      And it is a complex.

      Witness why the Mazda6 hatch / wagon failed.

      Because… of its own market competition.

    • 0 avatar
      Veee8

      Baaaaa….designed to fail because North Americans don’t friggin’ get it…it’s a fast food fat ass culture and they love the treat of the week. 535Xi Touring makes more sense than any X3 X5 – even a used V8 S4 Avant is way cooler than a Q whatever…let the masses choose the common boring vehicles and I’ll gladly take the niche driving machines. Shhhh don’t pass it on….

  • avatar
    ixim

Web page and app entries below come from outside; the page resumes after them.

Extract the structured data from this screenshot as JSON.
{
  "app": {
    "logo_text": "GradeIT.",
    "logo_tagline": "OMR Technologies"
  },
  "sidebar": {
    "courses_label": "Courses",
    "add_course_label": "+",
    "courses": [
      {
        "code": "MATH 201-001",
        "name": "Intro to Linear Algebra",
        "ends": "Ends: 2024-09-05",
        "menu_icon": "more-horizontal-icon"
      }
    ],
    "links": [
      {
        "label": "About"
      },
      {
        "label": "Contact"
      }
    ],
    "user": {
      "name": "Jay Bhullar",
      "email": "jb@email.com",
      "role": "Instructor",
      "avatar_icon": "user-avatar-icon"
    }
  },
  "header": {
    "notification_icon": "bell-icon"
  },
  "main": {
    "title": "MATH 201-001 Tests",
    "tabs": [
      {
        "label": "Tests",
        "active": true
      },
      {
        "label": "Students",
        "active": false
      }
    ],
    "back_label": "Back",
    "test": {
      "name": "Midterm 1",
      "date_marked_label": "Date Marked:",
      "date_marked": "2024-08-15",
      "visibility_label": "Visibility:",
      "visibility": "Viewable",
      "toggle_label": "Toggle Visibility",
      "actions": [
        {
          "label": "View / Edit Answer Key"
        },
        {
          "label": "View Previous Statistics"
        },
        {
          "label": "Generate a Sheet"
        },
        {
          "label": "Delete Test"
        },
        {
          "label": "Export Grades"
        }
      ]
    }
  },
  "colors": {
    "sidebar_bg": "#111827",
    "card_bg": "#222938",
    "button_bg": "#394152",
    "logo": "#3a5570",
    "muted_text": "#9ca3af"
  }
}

    [Posting better late than never] I wish I could find a picture of an early 1950′s Nash – the Crosstour’s butt is a clone of that. As in, ugly. Like the Nash, OK looking from the front. Unlike the Nash, you can’t fold the seats down to make a bed. And, like the Venza, much too big on the outside for the amount of interior space. Not so great on gas, either – no better than the much more useful Odyssey [dreaded minivan!]. Bigger than the Venza on the ouside; smaller on the inside – the Venza’s already less capacious than its smaller cousin, the RAV4. WWTT???? If it sells well, they thought of everything.

  • avatar
    ixim

    That was the Nash Ambassador. Just recalled.


Back to TopLeave a Reply

You must be logged in to post a comment.

Subscribe without commenting

Recent Comments

New Car Research

Get a Free Dealer Quote

Staff

  • Contributing Writers

  • Jack Baruth, United States
  • Brendan McAleer, Canada
  • Marcelo De Vasconcellos, Brazil
  • Vojta Dobes, Czech Republic
  • Matthias Gasnier, Australia
  • W. Christian 'Mental' Ward, Abu Dhabi
  • Mark Stevenson, Canada
  • Cameron Aubernon, United States
  • J Emerson, United States